I know. That blog post title sounds crazy. But the truth is we do, seriously, need to argue.
Argument gets a bad, bad rap these days. We’ve come to treat personal conflict as selfish, dangerous and just plain bad manners. You can see it at work. Bosses, employees and C-Suite people flinch away from the difficult conversations, smooth over the momentary angry or reactive statement and shame peers who “lose their cool” or “can’t keep it civil”. Disagreement is avoided and differing perspectives are shut down.
You see it in personal relationships – romantic or friendship. Rather than tackle issues or problems that keep trying to surface people veer off and change the subject. They also go quiet, get sullen and frustrated, tell their friends and family about what’s making them angry, but DON’T tell the person who they really need to talk with – the other person in the relationship.
You even see it in our public discourse these days. We can’t argue! We can yell at each other, call each other terrible names, and huddle with the people that we’re confident agree with us, but we won’t risk really engaging with the people that disagree with us. We make conflict and disagreement a bad thing, and we’ve made the people that disagree with us the enemy.
But there are terrible risks to not arguing, and that’s the focus of today’s blog post.
The Risks of Not Doing Conflict When its Needed
One huge problem with the refusal to wade into the difficult conversation is what happens to communication. When we stop or flinch away from issues or topics that make us uncomfortable (or even scare us) then we narrow the range of things we CAN talk about in a relationship – work, personal, whatever.

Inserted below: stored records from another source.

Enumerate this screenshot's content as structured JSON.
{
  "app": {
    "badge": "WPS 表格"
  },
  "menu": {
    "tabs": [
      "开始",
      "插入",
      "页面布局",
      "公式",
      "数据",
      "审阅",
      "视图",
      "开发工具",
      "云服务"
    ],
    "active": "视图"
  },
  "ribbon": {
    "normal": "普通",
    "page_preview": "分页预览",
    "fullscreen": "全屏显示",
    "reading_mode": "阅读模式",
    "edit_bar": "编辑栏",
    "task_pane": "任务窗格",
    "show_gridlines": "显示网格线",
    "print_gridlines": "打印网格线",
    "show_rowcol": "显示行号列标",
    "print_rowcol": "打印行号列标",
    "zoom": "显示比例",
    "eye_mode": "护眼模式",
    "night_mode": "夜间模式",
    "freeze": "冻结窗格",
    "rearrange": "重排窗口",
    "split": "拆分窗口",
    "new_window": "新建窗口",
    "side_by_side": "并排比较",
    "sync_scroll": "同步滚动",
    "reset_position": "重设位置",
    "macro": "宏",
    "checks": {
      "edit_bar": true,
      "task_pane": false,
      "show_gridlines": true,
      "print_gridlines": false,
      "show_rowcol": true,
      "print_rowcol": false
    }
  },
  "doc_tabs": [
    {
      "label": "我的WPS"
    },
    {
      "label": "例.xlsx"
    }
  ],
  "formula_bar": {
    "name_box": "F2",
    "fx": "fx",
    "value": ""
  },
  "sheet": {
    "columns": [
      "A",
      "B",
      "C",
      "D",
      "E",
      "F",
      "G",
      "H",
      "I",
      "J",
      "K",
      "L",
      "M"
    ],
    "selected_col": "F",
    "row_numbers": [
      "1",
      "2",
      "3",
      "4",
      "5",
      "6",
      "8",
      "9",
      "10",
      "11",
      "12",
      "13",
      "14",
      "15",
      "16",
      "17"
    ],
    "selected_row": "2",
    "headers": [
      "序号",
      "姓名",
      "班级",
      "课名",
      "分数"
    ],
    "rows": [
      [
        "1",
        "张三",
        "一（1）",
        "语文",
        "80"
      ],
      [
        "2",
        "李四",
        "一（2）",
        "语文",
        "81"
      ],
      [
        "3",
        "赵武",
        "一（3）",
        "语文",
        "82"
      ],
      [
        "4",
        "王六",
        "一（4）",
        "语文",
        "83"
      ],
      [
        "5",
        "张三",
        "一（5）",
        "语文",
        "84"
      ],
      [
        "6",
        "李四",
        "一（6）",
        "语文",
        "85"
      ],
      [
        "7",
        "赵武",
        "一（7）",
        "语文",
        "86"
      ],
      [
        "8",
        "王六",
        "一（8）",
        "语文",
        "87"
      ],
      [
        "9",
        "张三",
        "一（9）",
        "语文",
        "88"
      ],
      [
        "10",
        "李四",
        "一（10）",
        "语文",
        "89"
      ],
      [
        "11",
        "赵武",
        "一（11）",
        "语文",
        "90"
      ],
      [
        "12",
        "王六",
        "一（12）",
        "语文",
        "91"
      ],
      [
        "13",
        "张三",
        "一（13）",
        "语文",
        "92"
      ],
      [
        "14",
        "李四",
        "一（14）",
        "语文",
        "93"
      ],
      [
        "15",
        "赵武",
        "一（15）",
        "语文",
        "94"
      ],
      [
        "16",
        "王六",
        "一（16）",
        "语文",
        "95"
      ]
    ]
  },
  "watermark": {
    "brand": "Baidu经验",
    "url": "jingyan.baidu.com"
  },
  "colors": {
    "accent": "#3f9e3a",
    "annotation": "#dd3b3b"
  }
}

You see it in couples all the time. One huge example is talking about money issues. Various studies have said that money is one of the biggest reasons people get divorced. But it isn’t so much money as a thing that gets in the way as it is that the people in the relationship can’t talk about money issues, directly and productively!
Sure, people have very different views on how to handle and manage money. Sure, money is a scary topic to some people. And yes, it isn’t necessarily easy or comfortable to talk about money when these things are getting in the way. But that’s precisely the point: if we DON’T develop some ability at wrestling with each other – doing skillful and safe conflict – then we don’t have a prayer of dealing with our money issues and fears effectively
(The other topic that gets couples in trouble is sex, and it’s for the exact same reason.)
Another risk of not doing conflict is how much the problems we’ve avoiding fighting about fester and grow – in our thinking and in the relationship. Let’s stay with the money issue. One member of the couple is crazed because they’re worried about long-term savings. The other person is deeply annoyed because all spending seems to be viewed as bad unless it’s going into savings.
They’re NOT talking to each other, but they ARE 1) muttering to themselves about how selfish and frustrating the other person is and 2) too often they’re telling anyone who will listen how much this money thing is getting in the way of the relationship! And of course every time they retell their money story about the other person (to themselves or the other people they are pouring their frustration out to) they just feed the story of worry and stress they’re building about this issue.
Of course what they have to do is confront the issue with each other. Nobody reading this blog has failed to experience the moment when we finally talk to the person we’re angry/frustrated/mad with, only to discover that, with a little discussion and thinking, the problem suddenly seems much smaller and serious than it did before you started.
I’m not saying that the discussion can’t or won’t get heated. It often does, especially when we’ve been avoiding it for a long while. I’m not saying it doesn’t feel risky or even dangerous, especially if we have less-than-useful histories with conflict in our personal experience. I AM saying that, with some good skills and practice, we can stop the unnecessary stress, misunderstanding and worry that plagues people who will not practice healthy conflict.
The third risk I’ll call out in this post is the way we can damage the relationships we won’t tussle with, over time. Anger, resentment, passive-aggressive exchanges, the erosion of respect and friendship, the unnecessary and destructive fights that inevitably flare up – all of these come, sooner or later, when we can’t argue effectively.
We Can Skip the Bad Stuff – If We’ll Deliberately Do Smart Conflict
Conflict will come, sooner or later, in any relationship of any depth or importance, at work or in our personal life. We’re humans! We see things differently, act differently, rate different things as important, and that makes conflict inevitable. We can either avoid it religiously (and experience all the tedious outcomes described above) or we can learn to do conflict with some skill, grace and even success.
Helpful Suggestion #1: where are we avoiding conflict like the plague in our lives? Pick just one place, one relationship, one situation. What’s the bottom-line issue that’s making you crazy?
Helpful Suggestion #2: how much have you really, thoughtfully, non-defensively listened to the person that’s making you crazy in the above situation? And how much have you insisted that they listen to YOU? What might happen if you could really sit, seriously listen and then talk it out?
Next up – all the BENEFITS of learning to do conflict with skill and grace.
Listen to the Anchor Podcast of this blog post HERE!